Bank of America Corp. (BAC-N
) reported its biggest-ever quarterly loss—$8.8 billion—as low interest rates squeezed lending margins at the largest U.S. bank.
The loss was widely expected after the bank said in June that it settled with mortgage bond investors for $8.5 billion and was taking more than $14 billion of other home loan-related charges in the quarter.
But the bank's results, including its shrinking interest income, underscore the difficulties Chief Executive Brian Moynihan faces even if the bank moves past its mortgage problems.
"It's a slow grind for them," said David Hendler, senior analyst at CreditSights in New York.
The bank's credit losses declined during the quarter and some businesses improved their performance, but the economy is not likely to improve much in the short term, Moynihan said on a conference call.
Given Bank of America's mortgage and interest income difficulties, it will not likely be able to boost its dividend for some time, analysts said.
The bank's loan book shrank, unlike many of its rivals, and the longer-term rates at which banks can lend are falling relative to the short-term rates at which banks borrow.
At Bank of America, these factors translated to a 13 percent decline in interest income and a sizable 0.17 percentage point decline in lending margins from the first quarter.
On a conference call, Chief Financial Officer Bruce Thompson said the bank was "pretty close" to the trough for net interest income, if it was not there already.
JPMorgan Chase & Co reported a similar shrinking in its lending margins last week, which pressured shares of many regional lenders. Analysts had expected rising interest rate margins to fuel higher bank earnings next year.
For the second quarter, Bank of America reported a net loss of $8.8 billion US, or 90 cents per share, compared with net income of $3.1 billion, or 27 cents per share, a year earlier. Analysts on average expected a loss of 90 cents per share, according to Thomson Reuters I/B/E/S.
On June 29, the bank said it would take big one-time charges in the quarter related to a settlement with private investors who demanded the bank repurchase toxic home loans held in mortgage-backed securities.
Excluding the charges, the bank earned $3.7 billion, or 33 cents per share, in the second quarter.
CARDS, INVESTMENT BANKING IMPROVE
The results highlight that many of the bank's business units, most notably its credit card and investment banking units, are becoming more profitable.
Global card services reported income of $2 billion, up from $826 million a year ago. Global banking and markets income rose to $1.6 billion from $1 billion.

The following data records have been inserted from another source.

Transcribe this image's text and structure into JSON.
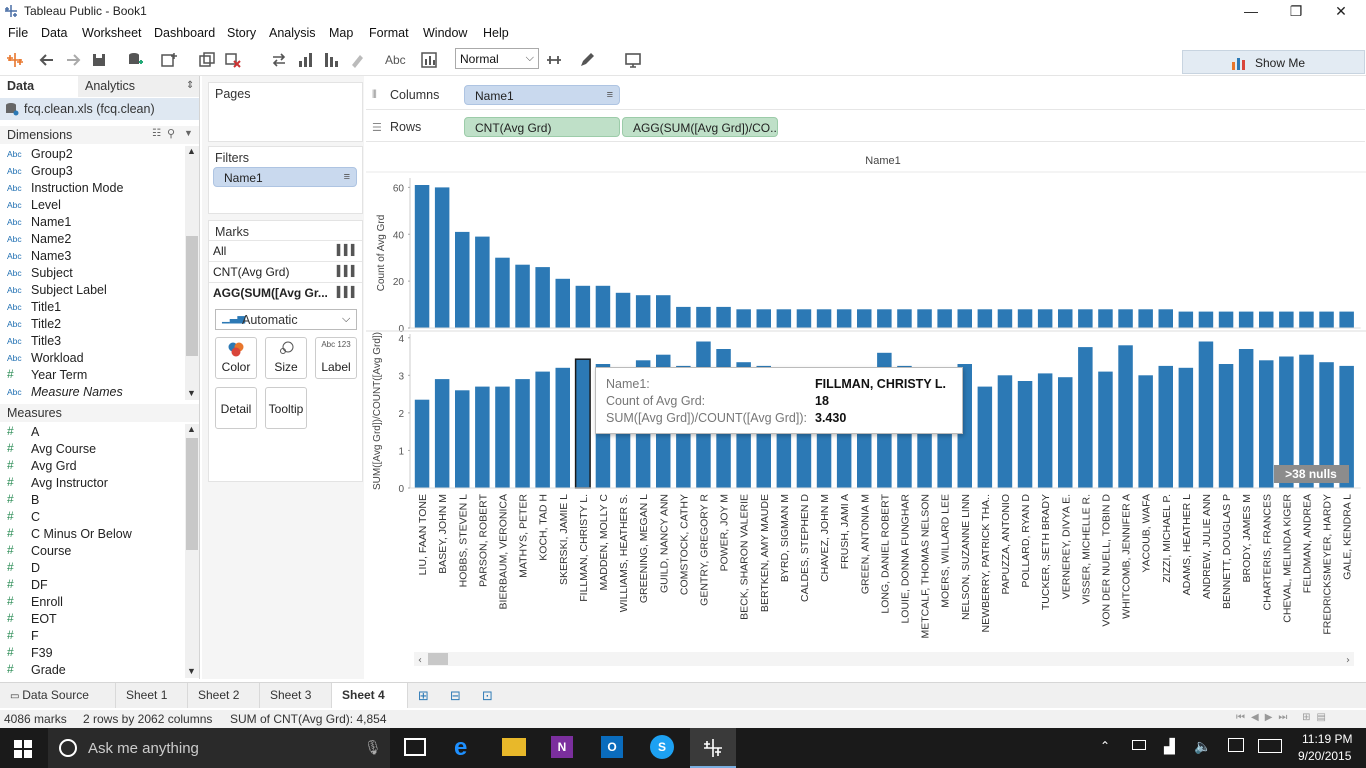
{
  "window": {
    "title": "Tableau Public - Book1",
    "minimize": "—",
    "restore": "❐",
    "close": "✕"
  },
  "menu": [
    "File",
    "Data",
    "Worksheet",
    "Dashboard",
    "Story",
    "Analysis",
    "Map",
    "Format",
    "Window",
    "Help"
  ],
  "toolbar": {
    "fit_value": "Normal",
    "show_me_label": "Show Me",
    "abc_label": "Abc"
  },
  "left_pane": {
    "tabs": {
      "data": "Data",
      "analytics": "Analytics"
    },
    "datasource": "fcq.clean.xls (fcq.clean)",
    "dimensions_header": "Dimensions",
    "dimensions": [
      {
        "type": "Abc",
        "name": "Group2"
      },
      {
        "type": "Abc",
        "name": "Group3"
      },
      {
        "type": "Abc",
        "name": "Instruction Mode"
      },
      {
        "type": "Abc",
        "name": "Level"
      },
      {
        "type": "Abc",
        "name": "Name1"
      },
      {
        "type": "Abc",
        "name": "Name2"
      },
      {
        "type": "Abc",
        "name": "Name3"
      },
      {
        "type": "Abc",
        "name": "Subject"
      },
      {
        "type": "Abc",
        "name": "Subject Label"
      },
      {
        "type": "Abc",
        "name": "Title1"
      },
      {
        "type": "Abc",
        "name": "Title2"
      },
      {
        "type": "Abc",
        "name": "Title3"
      },
      {
        "type": "Abc",
        "name": "Workload"
      },
      {
        "type": "#",
        "name": "Year Term"
      },
      {
        "type": "Abc",
        "name": "Measure Names"
      }
    ],
    "measures_header": "Measures",
    "measures": [
      "A",
      "Avg Course",
      "Avg Grd",
      "Avg Instructor",
      "B",
      "C",
      "C Minus Or Below",
      "Course",
      "D",
      "DF",
      "Enroll",
      "EOT",
      "F",
      "F39",
      "Grade"
    ]
  },
  "cards": {
    "pages": "Pages",
    "filters": "Filters",
    "filter_pill": "Name1",
    "marks": "Marks",
    "mark_rows": [
      "All",
      "CNT(Avg Grd)",
      "AGG(SUM([Avg Gr..."
    ],
    "mark_type": "Automatic",
    "buttons": {
      "color": "Color",
      "size": "Size",
      "label": "Label",
      "detail": "Detail",
      "tooltip": "Tooltip",
      "label_glyph": "Abc 123"
    }
  },
  "shelves": {
    "columns_label": "Columns",
    "columns_pill": "Name1",
    "rows_label": "Rows",
    "rows_pills": [
      "CNT(Avg Grd)",
      "AGG(SUM([Avg Grd])/CO.."
    ]
  },
  "chart_data": {
    "type": "bar",
    "title": "Name1",
    "null_indicator": ">38 nulls",
    "categories": [
      "LIU, FAAN TONE",
      "BASEY, JOHN M",
      "HOBBS, STEVEN L",
      "PARSON, ROBERT",
      "BIERBAUM, VERONICA",
      "MATHYS, PETER",
      "KOCH, TAD H",
      "SKERSKI, JAMIE L",
      "FILLMAN, CHRISTY L.",
      "MADDEN, MOLLY C",
      "WILLIAMS, HEATHER S.",
      "GREENING, MEGAN L",
      "GUILD, NANCY ANN",
      "COMSTOCK, CATHY",
      "GENTRY, GREGORY R",
      "POWER, JOY M",
      "BECK, SHARON VALERIE",
      "BERTKEN, AMY MAUDE",
      "BYRD, SIGMAN M",
      "CALDES, STEPHEN D",
      "CHAVEZ, JOHN M",
      "FRUSH, JAMI A",
      "GREEN, ANTONIA M",
      "LONG, DANIEL ROBERT",
      "LOUIE, DONNA FUNGHAR",
      "METCALF, THOMAS NELSON",
      "MOERS, WILLARD LEE",
      "NELSON, SUZANNE LINN",
      "NEWBERRY, PATRICK THA..",
      "PAPUZZA, ANTONIO",
      "POLLARD, RYAN D",
      "TUCKER, SETH BRADY",
      "VERNEREY, DIVYA E.",
      "VISSER, MICHELLE R.",
      "VON DER NUELL, TOBIN D",
      "WHITCOMB, JENNIFER A",
      "YACOUB, WAFA",
      "ZIZZI, MICHAEL P.",
      "ADAMS, HEATHER L",
      "ANDREW, JULIE ANN",
      "BENNETT, DOUGLAS P",
      "BRODY, JAMES M",
      "CHARTERIS, FRANCES",
      "CHEVAL, MELINDA KIGER",
      "FELDMAN, ANDREA",
      "FREDRICKSMEYER, HARDY",
      "GALE, KENDRA L"
    ],
    "series": [
      {
        "name": "Count of Avg Grd",
        "ylabel": "Count of Avg Grd",
        "ylim": [
          0,
          64
        ],
        "ticks": [
          0,
          20,
          40,
          60
        ],
        "values": [
          61,
          60,
          41,
          39,
          30,
          27,
          26,
          21,
          18,
          18,
          15,
          14,
          14,
          9,
          9,
          9,
          8,
          8,
          8,
          8,
          8,
          8,
          8,
          8,
          8,
          8,
          8,
          8,
          8,
          8,
          8,
          8,
          8,
          8,
          8,
          8,
          8,
          8,
          7,
          7,
          7,
          7,
          7,
          7,
          7,
          7,
          7
        ]
      },
      {
        "name": "SUM([Avg Grd])/COUNT([Avg Grd])",
        "ylabel": "SUM([Avg Grd])/COUNT([Avg Grd])",
        "ylim": [
          0,
          4.1
        ],
        "ticks": [
          0,
          1,
          2,
          3,
          4
        ],
        "values": [
          2.35,
          2.9,
          2.6,
          2.7,
          2.7,
          2.9,
          3.1,
          3.2,
          3.43,
          3.3,
          3.2,
          3.4,
          3.55,
          3.25,
          3.9,
          3.7,
          3.35,
          3.25,
          3.0,
          3.1,
          3.2,
          3.0,
          3.0,
          3.6,
          3.25,
          3.0,
          3.1,
          3.3,
          2.7,
          3.0,
          2.85,
          3.05,
          2.95,
          3.75,
          3.1,
          3.8,
          3.0,
          3.25,
          3.2,
          3.9,
          3.3,
          3.7,
          3.4,
          3.5,
          3.55,
          3.35,
          3.25
        ]
      }
    ],
    "highlight_index": 8,
    "tooltip": {
      "k1": "Name1:",
      "v1": "FILLMAN, CHRISTY L.",
      "k2": "Count of Avg Grd:",
      "v2": "18",
      "k3": "SUM([Avg Grd])/COUNT([Avg Grd]):",
      "v3": "3.430"
    },
    "bar_color": "#2c79b5",
    "highlight_border": "#1a1a1a"
  },
  "sheet_tabs": {
    "datasource": "Data Source",
    "sheets": [
      "Sheet 1",
      "Sheet 2",
      "Sheet 3",
      "Sheet 4"
    ],
    "active": "Sheet 4"
  },
  "status": {
    "marks": "4086 marks",
    "dims": "2 rows by 2062 columns",
    "sum": "SUM of CNT(Avg Grd): 4,854"
  },
  "taskbar": {
    "search_placeholder": "Ask me anything",
    "time": "11:19 PM",
    "date": "9/20/2015"
  }
}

Bank of America's consumer real estate services unit lost $14.2 billion in the quarter, continuing a series of losses for the business dating back to the 2008 financial crisis.

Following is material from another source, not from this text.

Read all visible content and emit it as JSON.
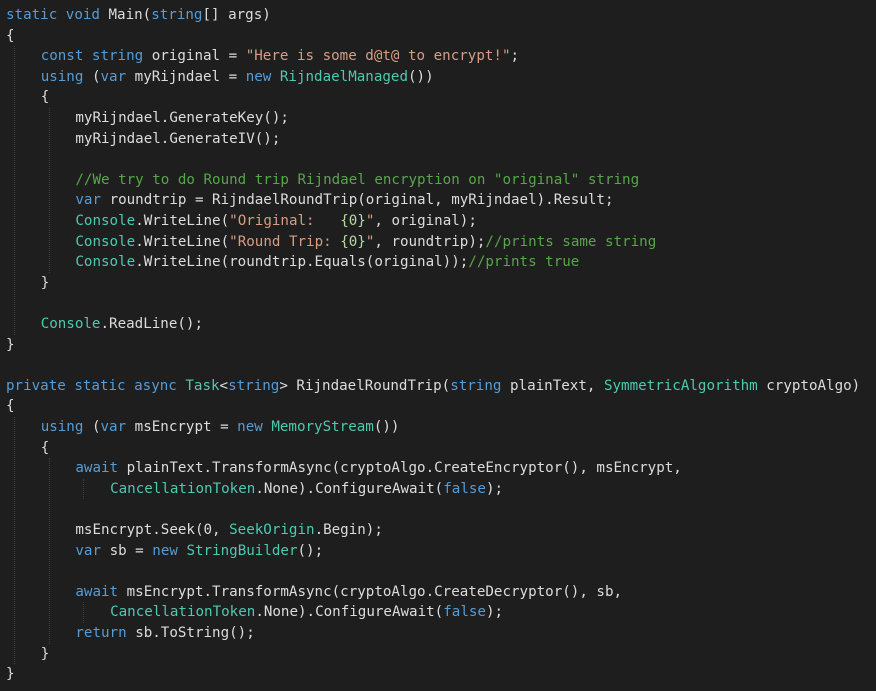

Overall, revenue tumbled 54 percent to $13.5 billion because of a provision taken as part of the mortgage settlement. Excluding that, revenue was $26.5 billion.
Like its peers, including JPMorgan and Citigroup Inc., Bank of America reported improving credit quality as loan losses declined.

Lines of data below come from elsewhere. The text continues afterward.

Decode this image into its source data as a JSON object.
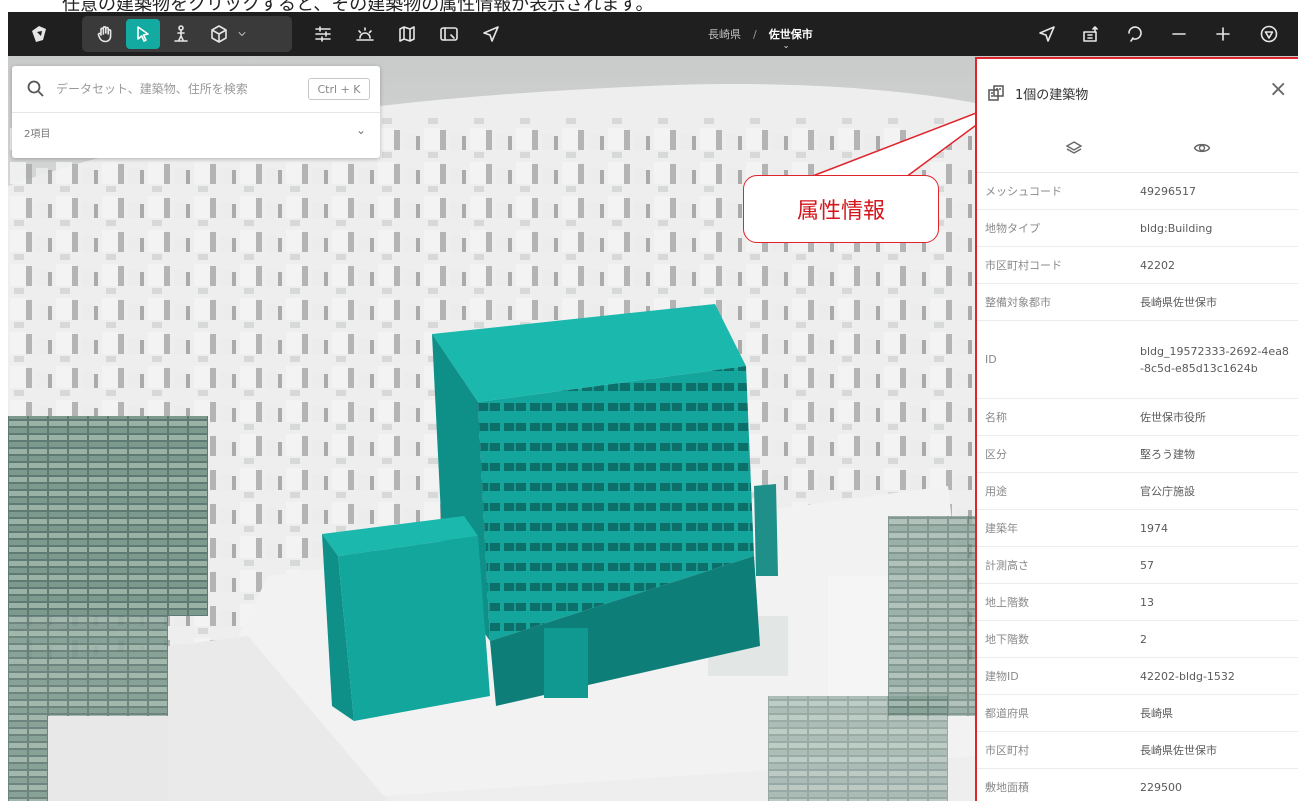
{
  "caption": "任意の建築物をクリックすると、その建築物の属性情報が表示されます。",
  "toolbar": {
    "tools": [
      {
        "icon": "logo-icon"
      },
      {
        "icon": "hand-icon"
      },
      {
        "icon": "pointer-icon",
        "active": true
      },
      {
        "icon": "pedestrian-icon"
      },
      {
        "icon": "box-icon"
      },
      {
        "icon": "sliders-icon"
      },
      {
        "icon": "sun-icon"
      },
      {
        "icon": "map-icon"
      },
      {
        "icon": "screen-icon"
      },
      {
        "icon": "send-icon"
      }
    ],
    "breadcrumb": {
      "prefecture": "長崎県",
      "separator": "/",
      "city": "佐世保市"
    },
    "right_tools": [
      "navigate-icon",
      "share-icon",
      "undo-icon",
      "zoom-out-icon",
      "zoom-in-icon",
      "compass-icon"
    ],
    "accent_color": "#13aaa1"
  },
  "search": {
    "placeholder": "データセット、建築物、住所を検索",
    "shortcut": "Ctrl + K",
    "items_label": "2項目"
  },
  "callout": {
    "text": "属性情報"
  },
  "panel": {
    "title": "1個の建築物",
    "attributes": [
      {
        "key": "メッシュコード",
        "value": "49296517"
      },
      {
        "key": "地物タイプ",
        "value": "bldg:Building"
      },
      {
        "key": "市区町村コード",
        "value": "42202"
      },
      {
        "key": "整備対象都市",
        "value": "長崎県佐世保市"
      },
      {
        "key": "ID",
        "value": "bldg_19572333-2692-4ea8-8c5d-e85d13c1624b"
      },
      {
        "key": "名称",
        "value": "佐世保市役所"
      },
      {
        "key": "区分",
        "value": "堅ろう建物"
      },
      {
        "key": "用途",
        "value": "官公庁施設"
      },
      {
        "key": "建築年",
        "value": "1974"
      },
      {
        "key": "計測高さ",
        "value": "57"
      },
      {
        "key": "地上階数",
        "value": "13"
      },
      {
        "key": "地下階数",
        "value": "2"
      },
      {
        "key": "建物ID",
        "value": "42202-bldg-1532"
      },
      {
        "key": "都道府県",
        "value": "長崎県"
      },
      {
        "key": "市区町村",
        "value": "長崎県佐世保市"
      },
      {
        "key": "敷地面積",
        "value": "229500"
      }
    ]
  },
  "colors": {
    "highlight_building": "#12a39b",
    "panel_border": "#e0242b"
  }
}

At Bank of America, net charge-offs—loans the bank is writing off—declined for the fifth straight quarter, and the bank lowered its loan loss provision.
Earlier this year, the Federal Reserve denied permission for Bank of America to raise its dividend later this year. The bank pays 1 cent per share quarterly.